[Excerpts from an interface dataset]
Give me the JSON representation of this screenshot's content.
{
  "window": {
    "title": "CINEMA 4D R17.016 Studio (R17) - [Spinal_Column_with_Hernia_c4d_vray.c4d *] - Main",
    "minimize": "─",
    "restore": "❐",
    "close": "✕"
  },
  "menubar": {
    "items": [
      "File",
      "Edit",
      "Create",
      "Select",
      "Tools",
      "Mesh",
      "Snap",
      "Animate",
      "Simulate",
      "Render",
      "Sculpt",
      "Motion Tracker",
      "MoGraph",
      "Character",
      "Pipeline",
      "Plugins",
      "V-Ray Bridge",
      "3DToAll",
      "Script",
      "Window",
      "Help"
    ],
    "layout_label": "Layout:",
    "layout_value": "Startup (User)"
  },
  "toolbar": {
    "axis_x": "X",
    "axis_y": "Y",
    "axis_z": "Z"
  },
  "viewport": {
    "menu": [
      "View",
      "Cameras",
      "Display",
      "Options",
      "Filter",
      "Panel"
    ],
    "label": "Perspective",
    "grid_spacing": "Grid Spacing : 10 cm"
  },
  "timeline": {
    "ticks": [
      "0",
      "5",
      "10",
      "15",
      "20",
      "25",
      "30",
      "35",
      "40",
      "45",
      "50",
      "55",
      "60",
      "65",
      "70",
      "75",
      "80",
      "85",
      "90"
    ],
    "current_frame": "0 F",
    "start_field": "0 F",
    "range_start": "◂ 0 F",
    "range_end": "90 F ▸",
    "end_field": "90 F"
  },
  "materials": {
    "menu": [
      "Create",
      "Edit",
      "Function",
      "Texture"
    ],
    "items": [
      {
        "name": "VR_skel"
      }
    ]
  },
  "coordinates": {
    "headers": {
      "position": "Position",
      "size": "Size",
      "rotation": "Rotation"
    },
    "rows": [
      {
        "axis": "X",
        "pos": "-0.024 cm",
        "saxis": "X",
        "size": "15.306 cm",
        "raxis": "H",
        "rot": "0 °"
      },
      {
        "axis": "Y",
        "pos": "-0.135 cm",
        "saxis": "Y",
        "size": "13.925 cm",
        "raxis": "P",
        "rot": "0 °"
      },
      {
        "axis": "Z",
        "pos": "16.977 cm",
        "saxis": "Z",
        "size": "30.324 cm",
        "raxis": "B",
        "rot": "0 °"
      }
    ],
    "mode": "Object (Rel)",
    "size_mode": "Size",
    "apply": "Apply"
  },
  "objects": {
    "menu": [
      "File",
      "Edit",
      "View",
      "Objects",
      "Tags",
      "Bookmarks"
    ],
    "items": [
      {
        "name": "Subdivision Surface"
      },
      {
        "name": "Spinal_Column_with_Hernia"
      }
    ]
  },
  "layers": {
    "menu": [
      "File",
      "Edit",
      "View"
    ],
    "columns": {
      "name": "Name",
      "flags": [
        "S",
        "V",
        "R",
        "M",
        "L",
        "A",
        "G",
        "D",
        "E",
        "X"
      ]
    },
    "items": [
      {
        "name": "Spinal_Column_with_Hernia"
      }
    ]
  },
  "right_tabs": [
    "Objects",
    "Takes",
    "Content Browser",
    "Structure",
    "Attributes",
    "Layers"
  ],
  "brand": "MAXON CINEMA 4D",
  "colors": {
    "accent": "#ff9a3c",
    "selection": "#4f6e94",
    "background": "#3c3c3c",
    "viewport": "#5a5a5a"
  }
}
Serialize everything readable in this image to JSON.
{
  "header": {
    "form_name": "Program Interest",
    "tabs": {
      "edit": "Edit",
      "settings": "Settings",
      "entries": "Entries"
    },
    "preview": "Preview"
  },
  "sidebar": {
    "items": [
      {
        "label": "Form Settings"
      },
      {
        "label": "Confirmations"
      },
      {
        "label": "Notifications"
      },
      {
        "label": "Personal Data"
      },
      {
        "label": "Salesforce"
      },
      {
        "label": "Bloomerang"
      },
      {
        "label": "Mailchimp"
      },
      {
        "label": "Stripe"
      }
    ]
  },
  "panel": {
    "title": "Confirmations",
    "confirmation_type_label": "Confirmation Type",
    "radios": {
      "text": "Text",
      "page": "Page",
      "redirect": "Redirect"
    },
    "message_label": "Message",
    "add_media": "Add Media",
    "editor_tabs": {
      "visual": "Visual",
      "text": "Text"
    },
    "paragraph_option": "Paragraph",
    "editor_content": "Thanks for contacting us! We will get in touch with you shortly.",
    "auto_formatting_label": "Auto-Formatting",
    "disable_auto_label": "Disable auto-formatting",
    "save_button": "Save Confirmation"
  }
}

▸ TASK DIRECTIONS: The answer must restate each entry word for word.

▸ RESPONSE FOR THIS EXERCISE:
Give me the JSON representation of this screenshot's content.
{
  "window": {
    "title": "CINEMA 4D R17.016 Studio (R17) - [Spinal_Column_with_Hernia_c4d_vray.c4d *] - Main",
    "minimize": "─",
    "restore": "❐",
    "close": "✕"
  },
  "menubar": {
    "items": [
      "File",
      "Edit",
      "Create",
      "Select",
      "Tools",
      "Mesh",
      "Snap",
      "Animate",
      "Simulate",
      "Render",
      "Sculpt",
      "Motion Tracker",
      "MoGraph",
      "Character",
      "Pipeline",
      "Plugins",
      "V-Ray Bridge",
      "3DToAll",
      "Script",
      "Window",
      "Help"
    ],
    "layout_label": "Layout:",
    "layout_value": "Startup (User)"
  },
  "toolbar": {
    "axis_x": "X",
    "axis_y": "Y",
    "axis_z": "Z"
  },
  "viewport": {
    "menu": [
      "View",
      "Cameras",
      "Display",
      "Options",
      "Filter",
      "Panel"
    ],
    "label": "Perspective",
    "grid_spacing": "Grid Spacing : 10 cm"
  },
  "timeline": {
    "ticks": [
      "0",
      "5",
      "10",
      "15",
      "20",
      "25",
      "30",
      "35",
      "40",
      "45",
      "50",
      "55",
      "60",
      "65",
      "70",
      "75",
      "80",
      "85",
      "90"
    ],
    "current_frame": "0 F",
    "start_field": "0 F",
    "range_start": "◂ 0 F",
    "range_end": "90 F ▸",
    "end_field": "90 F"
  },
  "materials": {
    "menu": [
      "Create",
      "Edit",
      "Function",
      "Texture"
    ],
    "items": [
      {
        "name": "VR_skel"
      }
    ]
  },
  "coordinates": {
    "headers": {
      "position": "Position",
      "size": "Size",
      "rotation": "Rotation"
    },
    "rows": [
      {
        "axis": "X",
        "pos": "-0.024 cm",
        "saxis": "X",
        "size": "15.306 cm",
        "raxis": "H",
        "rot": "0 °"
      },
      {
        "axis": "Y",
        "pos": "-0.135 cm",
        "saxis": "Y",
        "size": "13.925 cm",
        "raxis": "P",
        "rot": "0 °"
      },
      {
        "axis": "Z",
        "pos": "16.977 cm",
        "saxis": "Z",
        "size": "30.324 cm",
        "raxis": "B",
        "rot": "0 °"
      }
    ],
    "mode": "Object (Rel)",
    "size_mode": "Size",
    "apply": "Apply"
  },
  "objects": {
    "menu": [
      "File",
      "Edit",
      "View",
      "Objects",
      "Tags",
      "Bookmarks"
    ],
    "items": [
      {
        "name": "Subdivision Surface"
      },
      {
        "name": "Spinal_Column_with_Hernia"
      }
    ]
  },
  "layers": {
    "menu": [
      "File",
      "Edit",
      "View"
    ],
    "columns": {
      "name": "Name",
      "flags": [
        "S",
        "V",
        "R",
        "M",
        "L",
        "A",
        "G",
        "D",
        "E",
        "X"
      ]
    },
    "items": [
      {
        "name": "Spinal_Column_with_Hernia"
      }
    ]
  },
  "right_tabs": [
    "Objects",
    "Takes",
    "Content Browser",
    "Structure",
    "Attributes",
    "Layers"
  ],
  "brand": "MAXON CINEMA 4D",
  "colors": {
    "accent": "#ff9a3c",
    "selection": "#4f6e94",
    "background": "#3c3c3c",
    "viewport": "#5a5a5a"
  }
}
Serialize everything readable in this image to JSON.
{
  "header": {
    "form_name": "Program Interest",
    "tabs": {
      "edit": "Edit",
      "settings": "Settings",
      "entries": "Entries"
    },
    "preview": "Preview"
  },
  "sidebar": {
    "items": [
      {
        "label": "Form Settings"
      },
      {
        "label": "Confirmations"
      },
      {
        "label": "Notifications"
      },
      {
        "label": "Personal Data"
      },
      {
        "label": "Salesforce"
      },
      {
        "label": "Bloomerang"
      },
      {
        "label": "Mailchimp"
      },
      {
        "label": "Stripe"
      }
    ]
  },
  "panel": {
    "title": "Confirmations",
    "confirmation_type_label": "Confirmation Type",
    "radios": {
      "text": "Text",
      "page": "Page",
      "redirect": "Redirect"
    },
    "message_label": "Message",
    "add_media": "Add Media",
    "editor_tabs": {
      "visual": "Visual",
      "text": "Text"
    },
    "paragraph_option": "Paragraph",
    "editor_content": "Thanks for contacting us! We will get in touch with you shortly.",
    "auto_formatting_label": "Auto-Formatting",
    "disable_auto_label": "Disable auto-formatting",
    "save_button": "Save Confirmation"
  }
}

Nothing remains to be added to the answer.